* AIM OF THE EXERCISE
Would you return the complete listing below word for word?

⟨

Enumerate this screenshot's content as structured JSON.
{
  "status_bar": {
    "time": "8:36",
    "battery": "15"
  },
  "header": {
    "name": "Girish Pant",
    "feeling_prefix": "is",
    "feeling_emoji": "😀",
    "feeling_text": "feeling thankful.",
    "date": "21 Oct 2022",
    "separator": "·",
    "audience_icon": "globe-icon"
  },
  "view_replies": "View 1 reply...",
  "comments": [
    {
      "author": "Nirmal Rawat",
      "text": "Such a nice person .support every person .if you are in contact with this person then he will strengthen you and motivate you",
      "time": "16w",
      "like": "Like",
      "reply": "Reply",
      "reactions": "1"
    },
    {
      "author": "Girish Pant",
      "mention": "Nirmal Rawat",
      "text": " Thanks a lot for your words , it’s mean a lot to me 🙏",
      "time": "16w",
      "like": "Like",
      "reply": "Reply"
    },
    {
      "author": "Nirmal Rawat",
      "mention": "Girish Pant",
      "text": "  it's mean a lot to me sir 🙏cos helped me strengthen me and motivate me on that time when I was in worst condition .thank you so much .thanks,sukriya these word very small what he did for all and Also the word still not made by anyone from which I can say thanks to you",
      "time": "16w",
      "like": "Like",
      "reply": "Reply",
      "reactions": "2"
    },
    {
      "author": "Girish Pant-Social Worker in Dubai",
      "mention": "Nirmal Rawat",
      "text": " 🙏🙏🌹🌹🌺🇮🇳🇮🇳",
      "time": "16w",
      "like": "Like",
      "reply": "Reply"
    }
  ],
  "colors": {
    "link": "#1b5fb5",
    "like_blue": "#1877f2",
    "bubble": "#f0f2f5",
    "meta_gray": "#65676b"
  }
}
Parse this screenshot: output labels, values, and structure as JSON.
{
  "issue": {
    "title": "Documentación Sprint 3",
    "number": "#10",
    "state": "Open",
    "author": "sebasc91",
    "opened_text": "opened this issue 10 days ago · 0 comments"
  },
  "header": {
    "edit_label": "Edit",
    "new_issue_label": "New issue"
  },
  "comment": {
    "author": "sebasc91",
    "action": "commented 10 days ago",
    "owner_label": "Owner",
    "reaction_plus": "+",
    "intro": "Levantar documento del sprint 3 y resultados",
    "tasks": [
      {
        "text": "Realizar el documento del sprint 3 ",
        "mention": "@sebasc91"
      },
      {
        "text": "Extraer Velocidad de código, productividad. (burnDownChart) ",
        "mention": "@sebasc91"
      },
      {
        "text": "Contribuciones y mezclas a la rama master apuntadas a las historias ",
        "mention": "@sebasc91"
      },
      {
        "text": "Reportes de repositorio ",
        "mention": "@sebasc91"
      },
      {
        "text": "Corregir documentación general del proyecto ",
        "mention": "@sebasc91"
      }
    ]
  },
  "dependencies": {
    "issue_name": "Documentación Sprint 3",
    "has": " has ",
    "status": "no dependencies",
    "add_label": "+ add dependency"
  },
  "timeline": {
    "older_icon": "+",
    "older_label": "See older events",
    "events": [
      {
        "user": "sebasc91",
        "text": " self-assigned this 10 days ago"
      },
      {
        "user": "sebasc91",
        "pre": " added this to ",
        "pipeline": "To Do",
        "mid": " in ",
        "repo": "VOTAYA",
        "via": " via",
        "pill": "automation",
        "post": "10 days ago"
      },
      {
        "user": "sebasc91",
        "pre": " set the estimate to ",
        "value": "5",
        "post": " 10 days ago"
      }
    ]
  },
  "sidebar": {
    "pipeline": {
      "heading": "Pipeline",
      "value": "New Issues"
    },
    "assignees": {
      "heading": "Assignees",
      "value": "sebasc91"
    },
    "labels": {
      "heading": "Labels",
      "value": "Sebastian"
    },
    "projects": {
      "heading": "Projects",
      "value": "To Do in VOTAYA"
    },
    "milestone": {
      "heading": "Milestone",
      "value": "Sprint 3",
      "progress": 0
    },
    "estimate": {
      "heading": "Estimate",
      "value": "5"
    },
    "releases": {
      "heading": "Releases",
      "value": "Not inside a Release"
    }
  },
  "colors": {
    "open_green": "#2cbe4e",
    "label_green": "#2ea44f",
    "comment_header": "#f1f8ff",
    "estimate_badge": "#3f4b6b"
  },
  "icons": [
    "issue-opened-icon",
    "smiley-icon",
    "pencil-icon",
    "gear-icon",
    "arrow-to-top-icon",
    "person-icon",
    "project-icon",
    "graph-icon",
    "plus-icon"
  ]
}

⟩

* WRITTEN ANSWER
Enumerate this screenshot's content as structured JSON.
{
  "status_bar": {
    "time": "8:36",
    "battery": "15"
  },
  "header": {
    "name": "Girish Pant",
    "feeling_prefix": "is",
    "feeling_emoji": "😀",
    "feeling_text": "feeling thankful.",
    "date": "21 Oct 2022",
    "separator": "·",
    "audience_icon": "globe-icon"
  },
  "view_replies": "View 1 reply...",
  "comments": [
    {
      "author": "Nirmal Rawat",
      "text": "Such a nice person .support every person .if you are in contact with this person then he will strengthen you and motivate you",
      "time": "16w",
      "like": "Like",
      "reply": "Reply",
      "reactions": "1"
    },
    {
      "author": "Girish Pant",
      "mention": "Nirmal Rawat",
      "text": " Thanks a lot for your words , it’s mean a lot to me 🙏",
      "time": "16w",
      "like": "Like",
      "reply": "Reply"
    },
    {
      "author": "Nirmal Rawat",
      "mention": "Girish Pant",
      "text": "  it's mean a lot to me sir 🙏cos helped me strengthen me and motivate me on that time when I was in worst condition .thank you so much .thanks,sukriya these word very small what he did for all and Also the word still not made by anyone from which I can say thanks to you",
      "time": "16w",
      "like": "Like",
      "reply": "Reply",
      "reactions": "2"
    },
    {
      "author": "Girish Pant-Social Worker in Dubai",
      "mention": "Nirmal Rawat",
      "text": " 🙏🙏🌹🌹🌺🇮🇳🇮🇳",
      "time": "16w",
      "like": "Like",
      "reply": "Reply"
    }
  ],
  "colors": {
    "link": "#1b5fb5",
    "like_blue": "#1877f2",
    "bubble": "#f0f2f5",
    "meta_gray": "#65676b"
  }
}
Parse this screenshot: output labels, values, and structure as JSON.
{
  "issue": {
    "title": "Documentación Sprint 3",
    "number": "#10",
    "state": "Open",
    "author": "sebasc91",
    "opened_text": "opened this issue 10 days ago · 0 comments"
  },
  "header": {
    "edit_label": "Edit",
    "new_issue_label": "New issue"
  },
  "comment": {
    "author": "sebasc91",
    "action": "commented 10 days ago",
    "owner_label": "Owner",
    "reaction_plus": "+",
    "intro": "Levantar documento del sprint 3 y resultados",
    "tasks": [
      {
        "text": "Realizar el documento del sprint 3 ",
        "mention": "@sebasc91"
      },
      {
        "text": "Extraer Velocidad de código, productividad. (burnDownChart) ",
        "mention": "@sebasc91"
      },
      {
        "text": "Contribuciones y mezclas a la rama master apuntadas a las historias ",
        "mention": "@sebasc91"
      },
      {
        "text": "Reportes de repositorio ",
        "mention": "@sebasc91"
      },
      {
        "text": "Corregir documentación general del proyecto ",
        "mention": "@sebasc91"
      }
    ]
  },
  "dependencies": {
    "issue_name": "Documentación Sprint 3",
    "has": " has ",
    "status": "no dependencies",
    "add_label": "+ add dependency"
  },
  "timeline": {
    "older_icon": "+",
    "older_label": "See older events",
    "events": [
      {
        "user": "sebasc91",
        "text": " self-assigned this 10 days ago"
      },
      {
        "user": "sebasc91",
        "pre": " added this to ",
        "pipeline": "To Do",
        "mid": " in ",
        "repo": "VOTAYA",
        "via": " via",
        "pill": "automation",
        "post": "10 days ago"
      },
      {
        "user": "sebasc91",
        "pre": " set the estimate to ",
        "value": "5",
        "post": " 10 days ago"
      }
    ]
  },
  "sidebar": {
    "pipeline": {
      "heading": "Pipeline",
      "value": "New Issues"
    },
    "assignees": {
      "heading": "Assignees",
      "value": "sebasc91"
    },
    "labels": {
      "heading": "Labels",
      "value": "Sebastian"
    },
    "projects": {
      "heading": "Projects",
      "value": "To Do in VOTAYA"
    },
    "milestone": {
      "heading": "Milestone",
      "value": "Sprint 3",
      "progress": 0
    },
    "estimate": {
      "heading": "Estimate",
      "value": "5"
    },
    "releases": {
      "heading": "Releases",
      "value": "Not inside a Release"
    }
  },
  "colors": {
    "open_green": "#2cbe4e",
    "label_green": "#2ea44f",
    "comment_header": "#f1f8ff",
    "estimate_badge": "#3f4b6b"
  },
  "icons": [
    "issue-opened-icon",
    "smiley-icon",
    "pencil-icon",
    "gear-icon",
    "arrow-to-top-icon",
    "person-icon",
    "project-icon",
    "graph-icon",
    "plus-icon"
  ]
}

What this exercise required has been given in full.